Our object can now be translated in any direction with:

matrix = translationMatrix(-10, 12, 0) cube.transform(matrix)

A scaling matrix can be defined like this:

def scaleMatrix(sx=0, sy=0, sz=0): """ Return matrix for scaling equally along all axes centred on the point (cx,cy,cz). """ return np.array([[sx, 0, 0, 0], [0, sy, 0, 0], [0, 0, sz, 0], [0, 0, 0, 1]])

If you work through the result of multiplying this matrix with some nodes, you will see that each x value is multiplied by sx, each y value by sy and each z value by sz.

The rotation matrices are given below.

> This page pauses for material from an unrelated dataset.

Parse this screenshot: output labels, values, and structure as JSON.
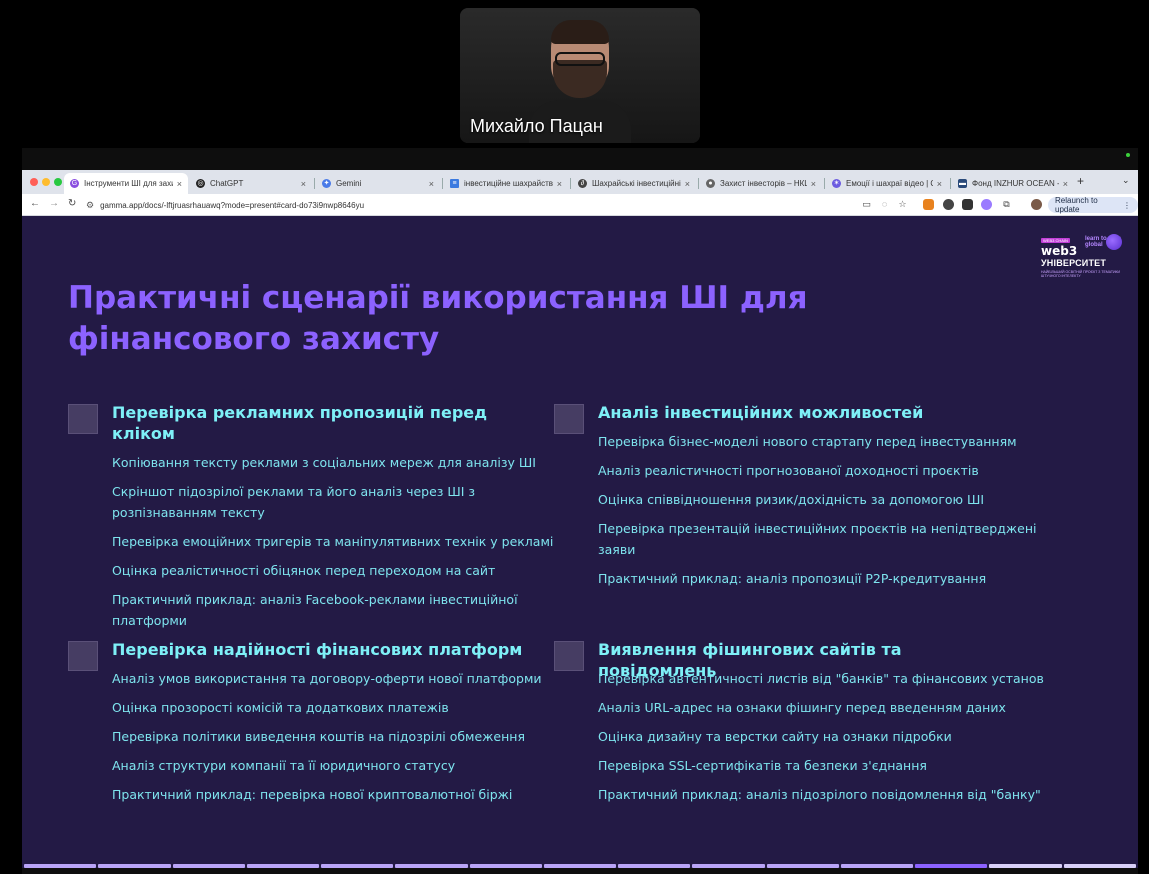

If you work through the multiplication of these, you'll see that, for example, rotating about the x-axis, does not affect the x-coordinates, but the y- and z-coordinates are changed by a function of both the y- and z-values.

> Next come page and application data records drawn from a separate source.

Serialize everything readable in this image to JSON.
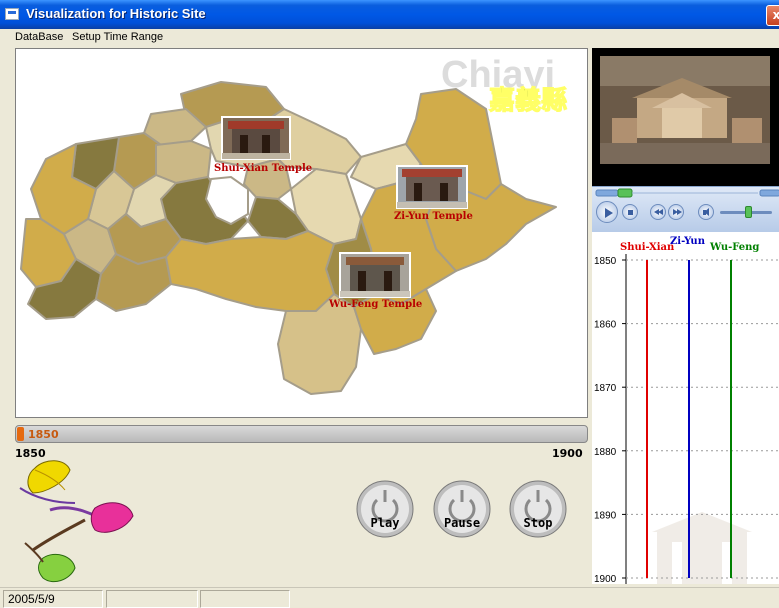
{
  "window": {
    "title": "Visualization for Historic Site",
    "close_label": "x"
  },
  "menu": {
    "items": [
      {
        "label": "DataBase"
      },
      {
        "label": "Setup Time Range"
      }
    ]
  },
  "map": {
    "watermark": "Chiayi",
    "region_title": "嘉義縣",
    "temples": [
      {
        "name": "Shui-Xian Temple"
      },
      {
        "name": "Zi-Yun Temple"
      },
      {
        "name": "Wu-Feng Temple"
      }
    ]
  },
  "timeline": {
    "current": "1850",
    "min": "1850",
    "max": "1900",
    "position_fraction": 0.0
  },
  "controls": {
    "play": "Play",
    "pause": "Pause",
    "stop": "Stop"
  },
  "chart_data": {
    "type": "line",
    "orientation": "vertical-time",
    "y_ticks": [
      "1850",
      "1860",
      "1870",
      "1880",
      "1890",
      "1900"
    ],
    "ylim": [
      1850,
      1900
    ],
    "grid": true,
    "series": [
      {
        "name": "Shui-Xian",
        "color": "#e00000",
        "start": 1850,
        "end": 1900
      },
      {
        "name": "Zi-Yun",
        "color": "#0000c0",
        "start": 1850,
        "end": 1900
      },
      {
        "name": "Wu-Feng",
        "color": "#008000",
        "start": 1850,
        "end": 1900
      }
    ]
  },
  "status": {
    "date": "2005/5/9"
  },
  "colors": {
    "accent": "#0058e6",
    "timeline_thumb": "#e56a10",
    "temple_label": "#b80000"
  }
}
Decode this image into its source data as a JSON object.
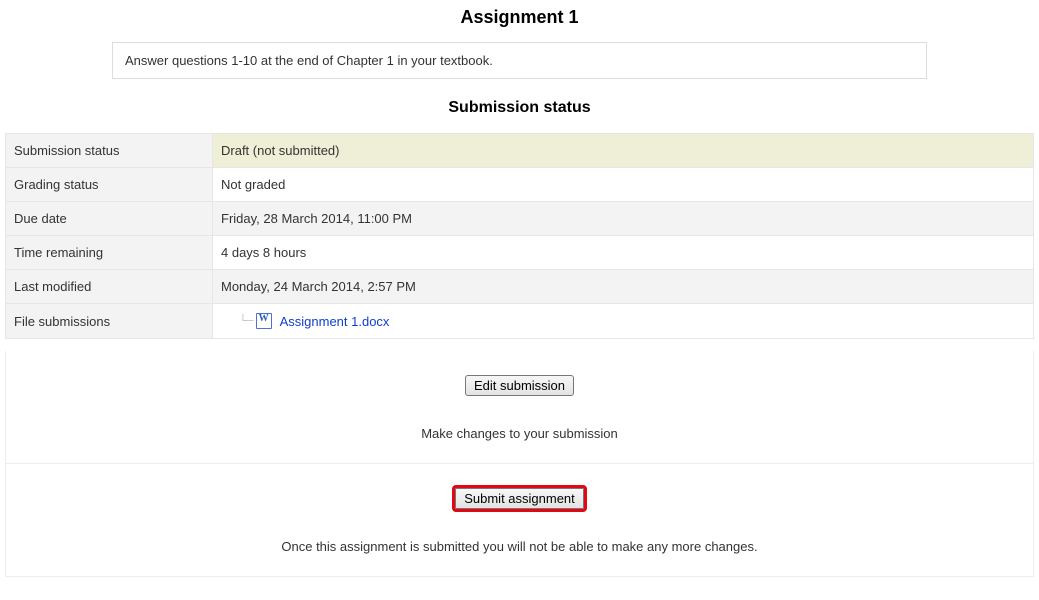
{
  "title": "Assignment 1",
  "instructions": "Answer questions 1-10 at the end of Chapter 1 in your textbook.",
  "status_heading": "Submission status",
  "rows": {
    "submission_status": {
      "label": "Submission status",
      "value": "Draft (not submitted)"
    },
    "grading_status": {
      "label": "Grading status",
      "value": "Not graded"
    },
    "due_date": {
      "label": "Due date",
      "value": "Friday, 28 March 2014, 11:00 PM"
    },
    "time_remaining": {
      "label": "Time remaining",
      "value": "4 days 8 hours"
    },
    "last_modified": {
      "label": "Last modified",
      "value": "Monday, 24 March 2014, 2:57 PM"
    },
    "file_submissions": {
      "label": "File submissions",
      "file_name": "Assignment 1.docx"
    }
  },
  "edit_button": "Edit submission",
  "edit_hint": "Make changes to your submission",
  "submit_button": "Submit assignment",
  "submit_hint": "Once this assignment is submitted you will not be able to make any more changes."
}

def rotateXMatrix(radians): """ Return matrix for rotating about the x-axis by 'radians' radians """ c = np.cos(radians) s = np.sin(radians) return np.array([[1, 0, 0, 0], [0, c,-s, 0], [0, s, c, 0], [0, 0, 0, 1]]) def rotateYMatrix(radians): """ Return matrix for rotating about the y-axis by 'radians' radians """ c = np.cos(radians) s = np.sin(radians) return np.array([[ c, 0, s, 0], [ 0, 1, 0, 0], [-s, 0, c, 0], [ 0, 0, 0, 1]]) def rotateZMatrix(radians): """ Return matrix for rotating about the z-axis by 'radians' radians """ c = np.cos(radians) s = np.sin(radians) return np.array([[c,-s, 0, 0], [s, c, 0, 0], [0, 0, 1, 0], [0, 0, 0, 1]])

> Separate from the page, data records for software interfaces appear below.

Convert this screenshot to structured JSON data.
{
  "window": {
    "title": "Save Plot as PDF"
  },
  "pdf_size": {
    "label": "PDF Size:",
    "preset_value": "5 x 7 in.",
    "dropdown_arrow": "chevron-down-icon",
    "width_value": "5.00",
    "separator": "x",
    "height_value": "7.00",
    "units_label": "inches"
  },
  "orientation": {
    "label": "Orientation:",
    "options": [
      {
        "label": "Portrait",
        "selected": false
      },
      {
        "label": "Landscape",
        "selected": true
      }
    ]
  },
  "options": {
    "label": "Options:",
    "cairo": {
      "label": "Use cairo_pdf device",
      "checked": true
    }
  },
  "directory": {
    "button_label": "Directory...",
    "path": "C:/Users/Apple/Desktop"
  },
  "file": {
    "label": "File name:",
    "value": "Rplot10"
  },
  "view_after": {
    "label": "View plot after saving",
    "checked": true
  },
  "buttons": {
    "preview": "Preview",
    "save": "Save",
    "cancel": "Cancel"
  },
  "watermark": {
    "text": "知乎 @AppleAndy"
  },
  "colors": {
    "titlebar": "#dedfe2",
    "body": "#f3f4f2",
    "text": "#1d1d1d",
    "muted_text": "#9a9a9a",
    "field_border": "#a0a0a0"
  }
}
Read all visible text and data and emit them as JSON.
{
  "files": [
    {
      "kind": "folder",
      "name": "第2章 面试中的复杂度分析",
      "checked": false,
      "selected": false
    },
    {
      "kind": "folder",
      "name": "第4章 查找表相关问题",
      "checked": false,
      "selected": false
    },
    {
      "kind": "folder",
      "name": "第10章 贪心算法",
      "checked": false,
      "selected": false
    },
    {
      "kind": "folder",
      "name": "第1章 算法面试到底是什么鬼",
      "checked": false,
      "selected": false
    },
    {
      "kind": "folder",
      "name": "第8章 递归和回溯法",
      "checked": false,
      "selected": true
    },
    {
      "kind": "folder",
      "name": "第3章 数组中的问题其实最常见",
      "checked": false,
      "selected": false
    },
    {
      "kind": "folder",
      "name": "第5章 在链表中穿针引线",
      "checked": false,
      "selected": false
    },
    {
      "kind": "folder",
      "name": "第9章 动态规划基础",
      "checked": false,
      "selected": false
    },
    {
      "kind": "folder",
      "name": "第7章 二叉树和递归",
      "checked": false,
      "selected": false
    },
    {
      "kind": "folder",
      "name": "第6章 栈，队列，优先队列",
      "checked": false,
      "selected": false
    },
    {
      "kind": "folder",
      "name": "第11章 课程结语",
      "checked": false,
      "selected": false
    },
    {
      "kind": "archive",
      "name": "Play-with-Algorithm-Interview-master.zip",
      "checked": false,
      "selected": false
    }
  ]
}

Now out Wireframe object have a transform() method and we've defined our transformation matrices we just need to update how Wireframedisplay works.

First we need to make a slight change to the key_to_function mapping:

key_to_function = { pygame.K_LEFT: (lambda x: x.translateAll([-10, 0, 0])), pygame.K_RIGHT:(lambda x: x.translateAll([ 10, 0, 0])), pygame.K_DOWN: (lambda x: x.translateAll([0, 10, 0])), pygame.K_UP: (lambda x: x.translateAll([0, -10, 0])),

Instead of defining a direction as an axis letter and a magnitude, we define a vector, so moving 10 units along the x-axis is defined as [10, 0, 0]. Then to apply the translation, we need to create the relevant matrix and apply it:

def translateAll(self, vector): """ Translate all wireframes along a given axis by d units. """ matrix = wf.translationMatrix(*vector) for wireframe in self.wireframes.itervalues(): wireframe.transform(matrix)

If you're surprised by the *vector command, all it's doing is converting the list of values in the vector (e.g. [10, 0, 0]) into three separate values, so when the translation matrix is made, they fill the dx, dy and dz parameters. Instead we could have written:

matrix = wf.translationMatrix(vector[0],vector[1],vector[2])

Alternatively, we could have created the four different translation matrices to start with and wrote a translateAll() function to pass them directly to wireframe.transform(), which would have been more efficient, but less flexible.